“I’m proud of our attorney general for doing what individuals at the federal level have not done. Our attorney general is protecting the American Constitution and ethics laws and potential conflicts of interest,” said Lewis Young, who will have Frosh as a guest at a campaign fundraiser Tuesday night.
While Frosh used the power for the first time in March to join a lawsuit on Trump’s proposed travel ban, Monday’s action — made in conjunction with the D.C. attorney general — made a big splash and was featured in the network nighttime newscasts.
“It’s actually maddening. This is exactly the kind of garbage we didn’t want,” said Sen. Michael Hough, R-District 4. “All he’s doing is playing up to the left-wing base. ... He’s joining zany lawsuit after zany lawsuit.”
Hough said such actions have other repercussions in the state. For example, the Office of the Attorney General drafts opinions and advisory letters for lawmakers considering legislation.
“Because of the partisan nature of Brian Frosh, anything his office gives us is completely suspect, in my opinion,” Hough said.
Delegate William Folden, R-District 3B, said one source of his opposition to the expanded powers is that Frosh didn’t have them when he was elected.
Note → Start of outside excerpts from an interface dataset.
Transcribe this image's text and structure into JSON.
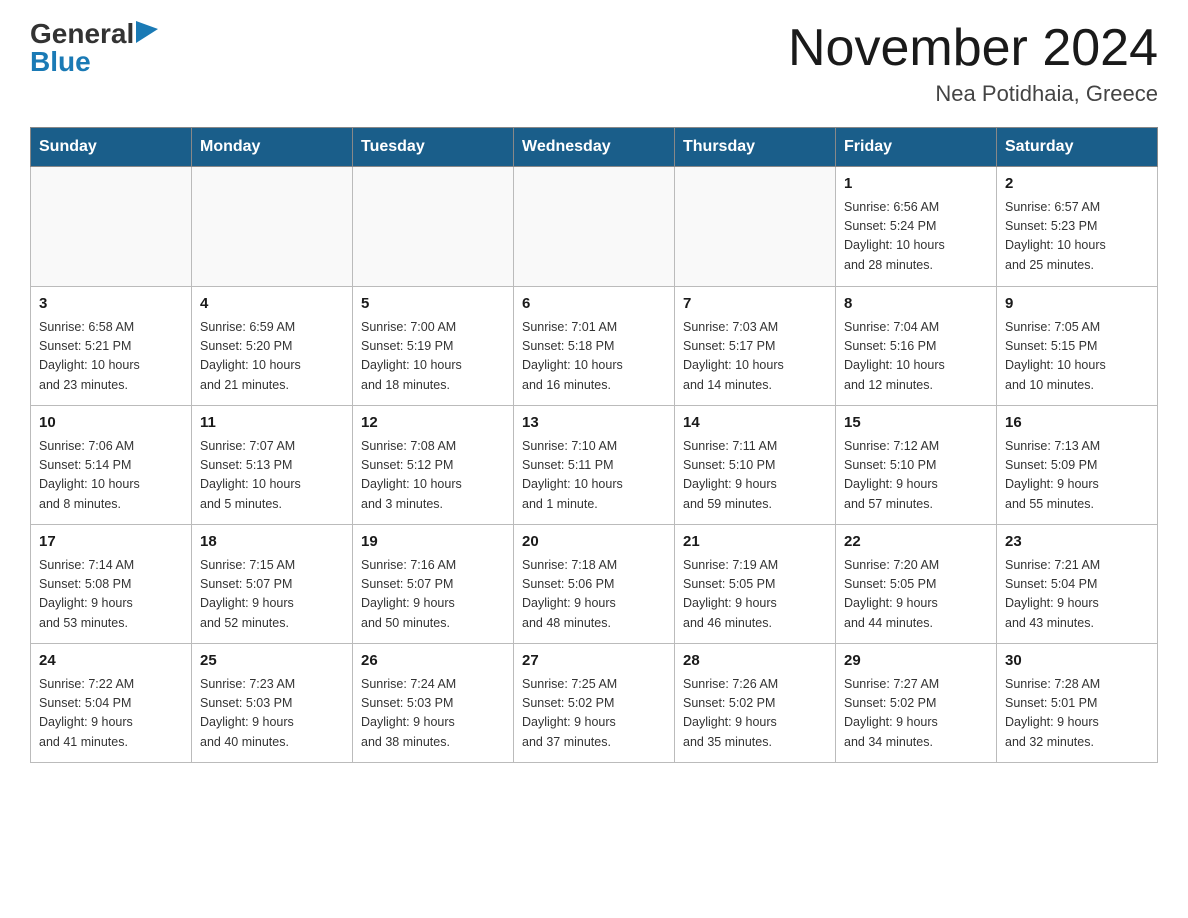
{
  "header": {
    "logo_general": "General",
    "logo_blue": "Blue",
    "month_title": "November 2024",
    "location": "Nea Potidhaia, Greece"
  },
  "weekdays": [
    "Sunday",
    "Monday",
    "Tuesday",
    "Wednesday",
    "Thursday",
    "Friday",
    "Saturday"
  ],
  "weeks": [
    [
      {
        "day": "",
        "info": ""
      },
      {
        "day": "",
        "info": ""
      },
      {
        "day": "",
        "info": ""
      },
      {
        "day": "",
        "info": ""
      },
      {
        "day": "",
        "info": ""
      },
      {
        "day": "1",
        "info": "Sunrise: 6:56 AM\nSunset: 5:24 PM\nDaylight: 10 hours\nand 28 minutes."
      },
      {
        "day": "2",
        "info": "Sunrise: 6:57 AM\nSunset: 5:23 PM\nDaylight: 10 hours\nand 25 minutes."
      }
    ],
    [
      {
        "day": "3",
        "info": "Sunrise: 6:58 AM\nSunset: 5:21 PM\nDaylight: 10 hours\nand 23 minutes."
      },
      {
        "day": "4",
        "info": "Sunrise: 6:59 AM\nSunset: 5:20 PM\nDaylight: 10 hours\nand 21 minutes."
      },
      {
        "day": "5",
        "info": "Sunrise: 7:00 AM\nSunset: 5:19 PM\nDaylight: 10 hours\nand 18 minutes."
      },
      {
        "day": "6",
        "info": "Sunrise: 7:01 AM\nSunset: 5:18 PM\nDaylight: 10 hours\nand 16 minutes."
      },
      {
        "day": "7",
        "info": "Sunrise: 7:03 AM\nSunset: 5:17 PM\nDaylight: 10 hours\nand 14 minutes."
      },
      {
        "day": "8",
        "info": "Sunrise: 7:04 AM\nSunset: 5:16 PM\nDaylight: 10 hours\nand 12 minutes."
      },
      {
        "day": "9",
        "info": "Sunrise: 7:05 AM\nSunset: 5:15 PM\nDaylight: 10 hours\nand 10 minutes."
      }
    ],
    [
      {
        "day": "10",
        "info": "Sunrise: 7:06 AM\nSunset: 5:14 PM\nDaylight: 10 hours\nand 8 minutes."
      },
      {
        "day": "11",
        "info": "Sunrise: 7:07 AM\nSunset: 5:13 PM\nDaylight: 10 hours\nand 5 minutes."
      },
      {
        "day": "12",
        "info": "Sunrise: 7:08 AM\nSunset: 5:12 PM\nDaylight: 10 hours\nand 3 minutes."
      },
      {
        "day": "13",
        "info": "Sunrise: 7:10 AM\nSunset: 5:11 PM\nDaylight: 10 hours\nand 1 minute."
      },
      {
        "day": "14",
        "info": "Sunrise: 7:11 AM\nSunset: 5:10 PM\nDaylight: 9 hours\nand 59 minutes."
      },
      {
        "day": "15",
        "info": "Sunrise: 7:12 AM\nSunset: 5:10 PM\nDaylight: 9 hours\nand 57 minutes."
      },
      {
        "day": "16",
        "info": "Sunrise: 7:13 AM\nSunset: 5:09 PM\nDaylight: 9 hours\nand 55 minutes."
      }
    ],
    [
      {
        "day": "17",
        "info": "Sunrise: 7:14 AM\nSunset: 5:08 PM\nDaylight: 9 hours\nand 53 minutes."
      },
      {
        "day": "18",
        "info": "Sunrise: 7:15 AM\nSunset: 5:07 PM\nDaylight: 9 hours\nand 52 minutes."
      },
      {
        "day": "19",
        "info": "Sunrise: 7:16 AM\nSunset: 5:07 PM\nDaylight: 9 hours\nand 50 minutes."
      },
      {
        "day": "20",
        "info": "Sunrise: 7:18 AM\nSunset: 5:06 PM\nDaylight: 9 hours\nand 48 minutes."
      },
      {
        "day": "21",
        "info": "Sunrise: 7:19 AM\nSunset: 5:05 PM\nDaylight: 9 hours\nand 46 minutes."
      },
      {
        "day": "22",
        "info": "Sunrise: 7:20 AM\nSunset: 5:05 PM\nDaylight: 9 hours\nand 44 minutes."
      },
      {
        "day": "23",
        "info": "Sunrise: 7:21 AM\nSunset: 5:04 PM\nDaylight: 9 hours\nand 43 minutes."
      }
    ],
    [
      {
        "day": "24",
        "info": "Sunrise: 7:22 AM\nSunset: 5:04 PM\nDaylight: 9 hours\nand 41 minutes."
      },
      {
        "day": "25",
        "info": "Sunrise: 7:23 AM\nSunset: 5:03 PM\nDaylight: 9 hours\nand 40 minutes."
      },
      {
        "day": "26",
        "info": "Sunrise: 7:24 AM\nSunset: 5:03 PM\nDaylight: 9 hours\nand 38 minutes."
      },
      {
        "day": "27",
        "info": "Sunrise: 7:25 AM\nSunset: 5:02 PM\nDaylight: 9 hours\nand 37 minutes."
      },
      {
        "day": "28",
        "info": "Sunrise: 7:26 AM\nSunset: 5:02 PM\nDaylight: 9 hours\nand 35 minutes."
      },
      {
        "day": "29",
        "info": "Sunrise: 7:27 AM\nSunset: 5:02 PM\nDaylight: 9 hours\nand 34 minutes."
      },
      {
        "day": "30",
        "info": "Sunrise: 7:28 AM\nSunset: 5:01 PM\nDaylight: 9 hours\nand 32 minutes."
      }
    ]
  ]
}
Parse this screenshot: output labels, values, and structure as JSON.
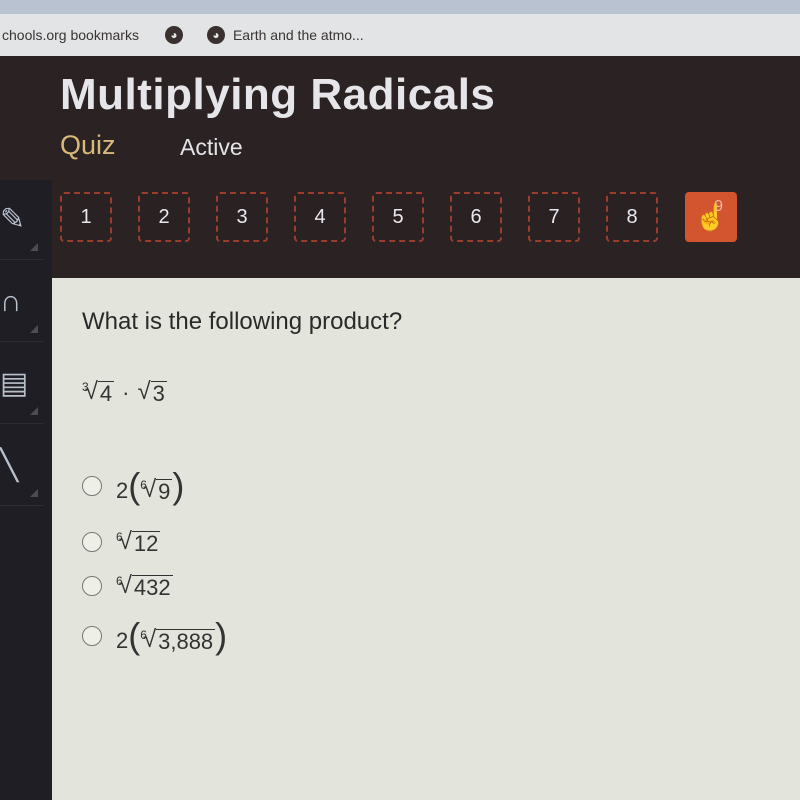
{
  "browser": {
    "bookmarks": [
      {
        "label": "chools.org bookmarks",
        "icon": "none"
      },
      {
        "label": "",
        "icon": "globe-icon"
      },
      {
        "label": "Earth and the atmo...",
        "icon": "globe-icon"
      }
    ]
  },
  "header": {
    "title": "Multiplying Radicals",
    "type_label": "Quiz",
    "status_label": "Active"
  },
  "question_nav": {
    "items": [
      "1",
      "2",
      "3",
      "4",
      "5",
      "6",
      "7",
      "8",
      "9"
    ],
    "current": "9",
    "current_icon": "hand-pointer-icon"
  },
  "sidebar": {
    "icons": [
      "pencil-icon",
      "headphones-icon",
      "calculator-icon",
      "pen-icon"
    ]
  },
  "question": {
    "prompt": "What is the following product?",
    "expression": {
      "term1": {
        "index": "3",
        "radicand": "4"
      },
      "operator": "·",
      "term2": {
        "index": "",
        "radicand": "3"
      }
    },
    "options": [
      {
        "coefficient": "2",
        "index": "6",
        "radicand": "9",
        "parenthesized": true
      },
      {
        "coefficient": "",
        "index": "6",
        "radicand": "12",
        "parenthesized": false
      },
      {
        "coefficient": "",
        "index": "6",
        "radicand": "432",
        "parenthesized": false
      },
      {
        "coefficient": "2",
        "index": "6",
        "radicand": "3,888",
        "parenthesized": true
      }
    ],
    "selected": null
  },
  "colors": {
    "header_bg": "#2b2323",
    "accent_orange": "#d2552f",
    "quiz_label": "#d8b97a",
    "content_bg": "#e3e4db"
  }
}
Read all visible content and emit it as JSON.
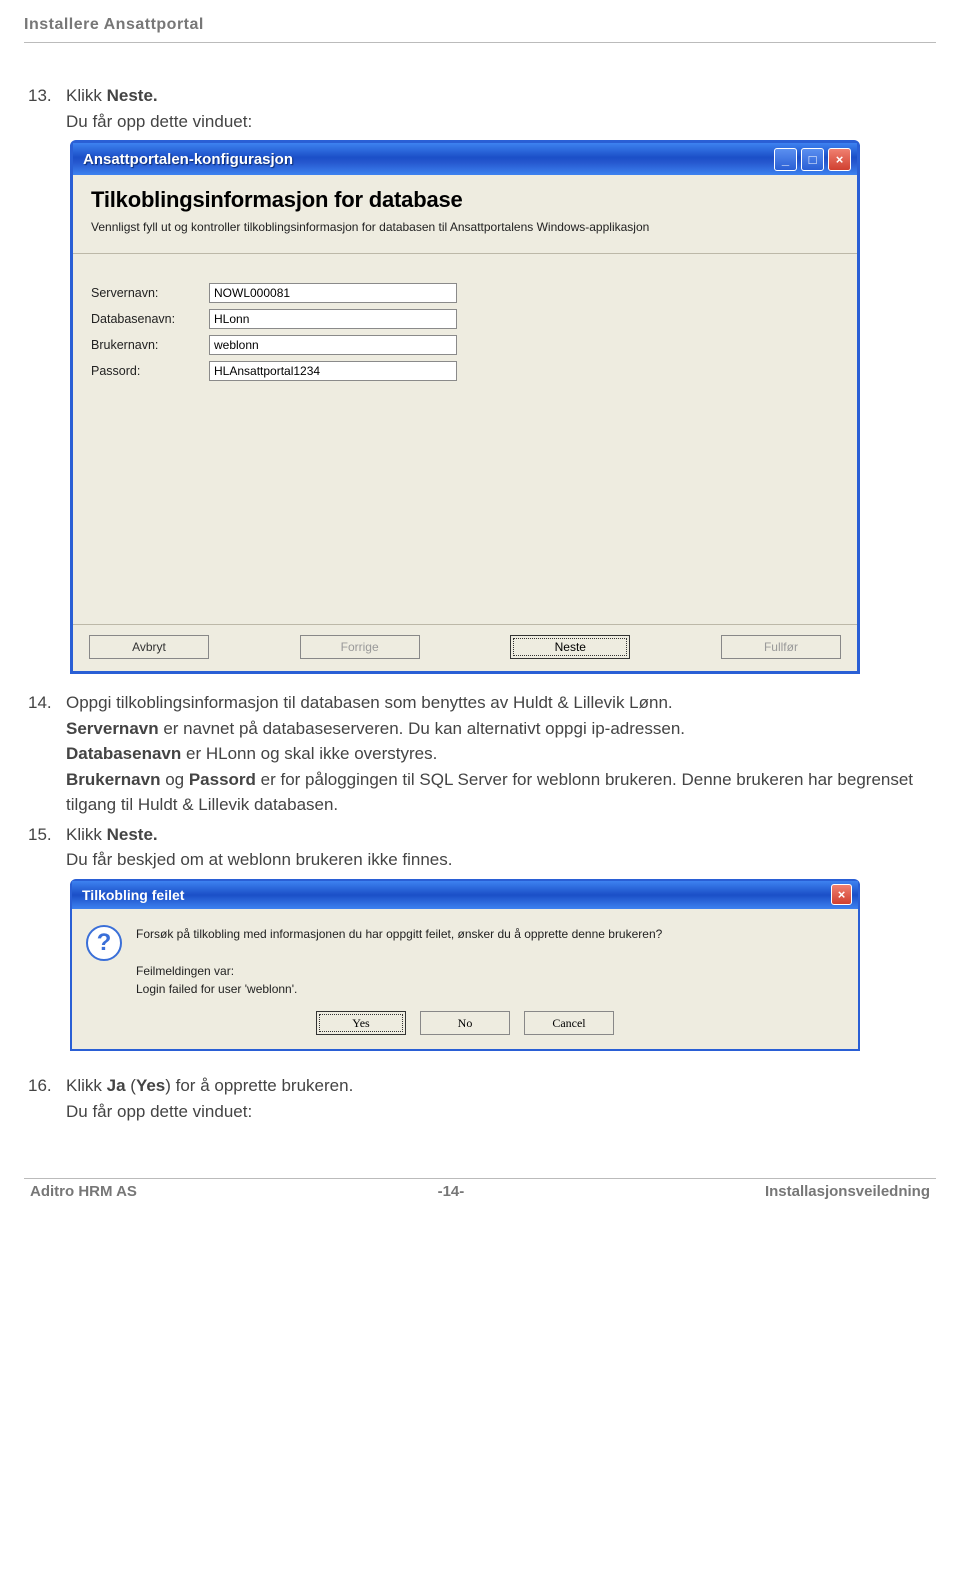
{
  "page": {
    "header": "Installere Ansattportal"
  },
  "step13": {
    "num": "13.",
    "line1_pre": "Klikk ",
    "line1_bold": "Neste.",
    "line2": "Du får opp dette vinduet:"
  },
  "dialog1": {
    "title": "Ansattportalen-konfigurasjon",
    "heading": "Tilkoblingsinformasjon for database",
    "intro": "Vennligst fyll ut og kontroller tilkoblingsinformasjon for databasen til Ansattportalens Windows-applikasjon",
    "fields": {
      "server_label": "Servernavn:",
      "server_value": "NOWL000081",
      "db_label": "Databasenavn:",
      "db_value": "HLonn",
      "user_label": "Brukernavn:",
      "user_value": "weblonn",
      "pwd_label": "Passord:",
      "pwd_value": "HLAnsattportal1234"
    },
    "buttons": {
      "cancel": "Avbryt",
      "prev": "Forrige",
      "next": "Neste",
      "finish": "Fullfør"
    }
  },
  "step14": {
    "num": "14.",
    "p1": "Oppgi tilkoblingsinformasjon til databasen som benyttes av Huldt & Lillevik Lønn.",
    "p2_bold": "Servernavn",
    "p2_rest": " er navnet på databaseserveren. Du kan alternativt oppgi ip-adressen.",
    "p3_bold": "Databasenavn",
    "p3_rest": " er HLonn og skal ikke overstyres.",
    "p4_b1": "Brukernavn",
    "p4_mid": " og ",
    "p4_b2": "Passord",
    "p4_rest": " er for påloggingen til SQL Server for weblonn brukeren. Denne brukeren har begrenset tilgang til Huldt & Lillevik databasen."
  },
  "step15": {
    "num": "15.",
    "line1_pre": "Klikk ",
    "line1_bold": "Neste.",
    "line2": "Du får beskjed om at weblonn brukeren ikke finnes."
  },
  "dialog2": {
    "title": "Tilkobling feilet",
    "icon": "?",
    "line1": "Forsøk på tilkobling med informasjonen du har oppgitt feilet, ønsker du å opprette denne brukeren?",
    "line2": "Feilmeldingen var:",
    "line3": "Login failed for user 'weblonn'.",
    "buttons": {
      "yes": "Yes",
      "no": "No",
      "cancel": "Cancel"
    }
  },
  "step16": {
    "num": "16.",
    "pre": "Klikk ",
    "b1": "Ja",
    "mid": " (",
    "b2": "Yes",
    "rest": ") for å opprette brukeren.",
    "line2": "Du får opp dette vinduet:"
  },
  "footer": {
    "left": "Aditro HRM AS",
    "center": "-14-",
    "right": "Installasjonsveiledning"
  }
}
Now he’s exercising them without having been elected to do so, Folden said.
“We’ve created this loophole because we have this tyranny of the majority,” Folden said.
Lewis Young said she wouldn’t be surprised if Frosh also files action relating to health care if a repeal of the Affordable Care Act is successful.
Krimm said she has no regrets about the legislation and said it will serve to expand protections for her constituents.
“We didn’t put that piece of legislation in place to see him sit on his hands,” she said.